The anesthesiologist, by prescribing 10 days before the intervention on the carotid artery stopping Brilique®, does not respond to recommendations that suggest postponing any elective intervention within 3 to 6 months following angioplasty with stenting due to the risk of thrombosis.

Au total, the responsibility of the various stakeholders peut variously to be appreciated:

The surgeon, who prescribed the coronary angiography, should have, on receiving the result, cancel the intervention on the carotid artery, but he was reassured by the letter from the angioplastician. It was he who initiated the dual approach in parallel to lead to his non-essential intervention. Its liability can be assessed at 10% of the loss of chance suffered by the patient.

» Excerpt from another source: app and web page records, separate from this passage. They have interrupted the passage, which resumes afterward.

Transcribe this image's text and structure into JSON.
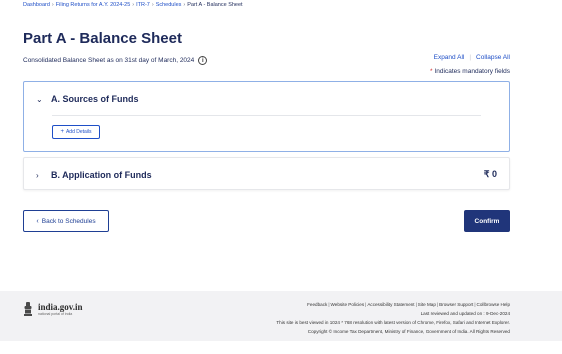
{
  "breadcrumb": {
    "items": [
      "Dashboard",
      "Filing Returns for A.Y. 2024-25",
      "ITR-7",
      "Schedules"
    ],
    "current": "Part A - Balance Sheet",
    "separator": "›"
  },
  "page": {
    "title": "Part A - Balance Sheet",
    "subtitle": "Consolidated Balance Sheet as on 31st day of March, 2024",
    "info_icon": "i"
  },
  "actions": {
    "expand_all": "Expand All",
    "collapse_all": "Collapse All",
    "mandatory_star": "*",
    "mandatory_note": "Indicates mandatory fields"
  },
  "sections": [
    {
      "chevron": "⌄",
      "title": "A. Sources of Funds",
      "add_details": "Add Details",
      "add_plus": "+"
    },
    {
      "chevron": "›",
      "title": "B. Application of Funds",
      "amount": "₹ 0"
    }
  ],
  "buttons": {
    "back_arrow": "‹",
    "back": "Back to Schedules",
    "confirm": "Confirm"
  },
  "footer": {
    "logo_main": "india.gov.in",
    "logo_sub": "national portal of india",
    "links": [
      "Feedback",
      "Website Policies",
      "Accessibility Statement",
      "Site Map",
      "Browser Support",
      "Collbrowse Help"
    ],
    "link_separator": "|",
    "updated": "Last reviewed and updated on : 9-Dec-2024",
    "resolution": "This site is best viewed in 1024 * 768 resolution with latest version of Chrome, Firefox, Safari and Internet Explorer.",
    "copyright": "Copyright © Income Tax Department, Ministry of Finance, Government of India. All Rights Reserved"
  },
  "colors": {
    "primary": "#20357a",
    "link": "#1f4fc7",
    "active_border": "#8fb0e6",
    "footer_bg": "#f2f2f4"
  }
}
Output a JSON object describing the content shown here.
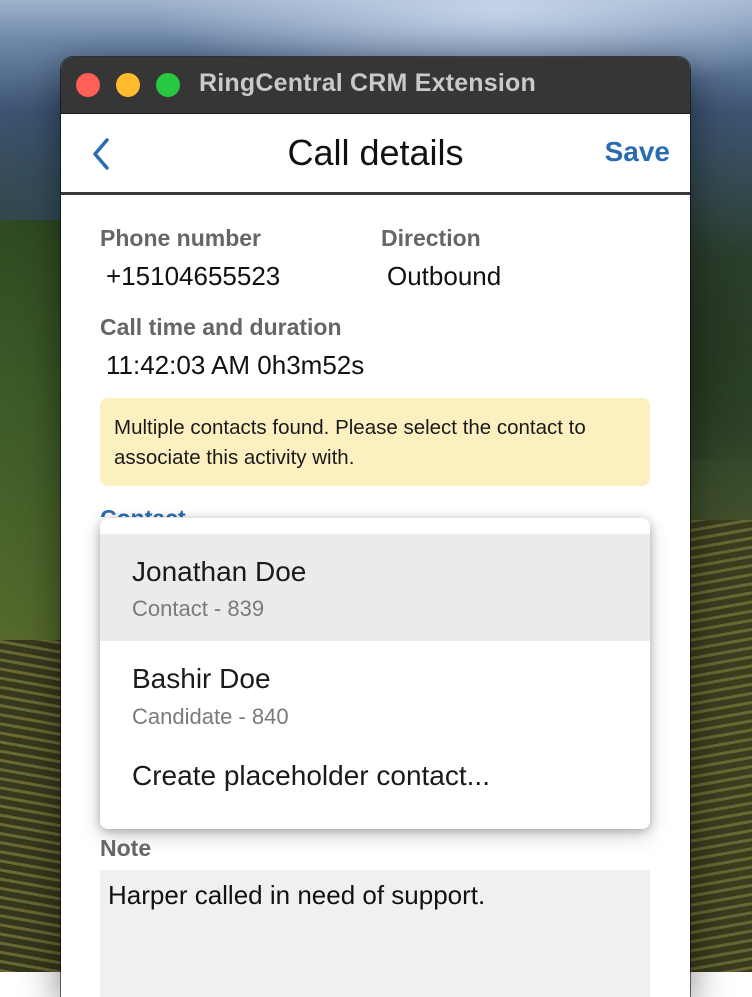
{
  "window": {
    "title": "RingCentral CRM Extension"
  },
  "header": {
    "title": "Call details",
    "save_label": "Save"
  },
  "fields": {
    "phone_label": "Phone number",
    "phone_value": "+15104655523",
    "direction_label": "Direction",
    "direction_value": "Outbound",
    "time_label": "Call time and duration",
    "time_value": "11:42:03 AM 0h3m52s"
  },
  "warning": {
    "text": "Multiple contacts found. Please select the contact to associate this activity with."
  },
  "contact": {
    "label": "Contact",
    "options": [
      {
        "name": "Jonathan Doe",
        "detail": "Contact - 839",
        "highlighted": true
      },
      {
        "name": "Bashir Doe",
        "detail": "Candidate - 840",
        "highlighted": false
      },
      {
        "name": "Create placeholder contact..."
      }
    ]
  },
  "note": {
    "label": "Note",
    "value": "Harper called in need of support."
  },
  "colors": {
    "accent": "#2a6bb1",
    "warning_bg": "#fcf0c0",
    "titlebar": "#363636",
    "highlight": "#ebebeb"
  },
  "icons": {
    "back": "chevron-left-icon"
  }
}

Dr B., interventional cardiologist, performed very high-level but high-risk technical actions, the indication of which was not discussed with cardiac surgeons despite a high Syntax score. Moreover, he did not communicate explicitly with his patient, in particular the imperative need not to interrupt the antiaggregant treatment. Its liability can be assessed at 70%.

The anesthesiologist, in charge of the pre-anesthetic consultation, noting a treatment with Brilique®, should have investigated to find out the reason for this prescription which was not integrated with the intervention on the carotid artery before stopping this antiaggregant treatment. Its liability can be assessed at 20%.

There is clearly a communication problem between the different stakeholders exercising, however, in the same clinic:

  • The intervention on the carotid artery, given the benefit / risk ratio, should not have been maintained after the coronary angiography.
  • The findings of the coronary angiography should have been the subject of a medico-surgical staff to discuss coronary artery bypass grafting and should have been explained to the patient to avoid not mentioning it two days later at the anesthetist.
  • The latter, in front of the observation of the treatment by Brilique® had to collect information on the indication, the start date of treatment and contact the interventional cardiologist to find out what to do.

Regarding the loss of chance suffered by the patient, the latter had a severe truncated coronary heart disease whose natural evolution is towards worsening with the occurrence of myocardial infarction, sudden death and ischemic heart failure.

He received treatment which should have delayed the progression of his disease. However, the placement of a stent after an angioplasty procedure constitutes an endo-arterial trauma at the coronary level favoring the occurrence of thrombosis, especially at the immediate end of the procedure, which requires, to reduce the risk, a double anti-aggregation platelet.

Coronary artery disease, angioplasty procedure, stopping Brilique early® constitute the three mechanisms that favored the death of the patient in the proportion of 20% for coronary disease, 50% for the angioplasty procedure and 30% for discontinuation of Brilique® (…)”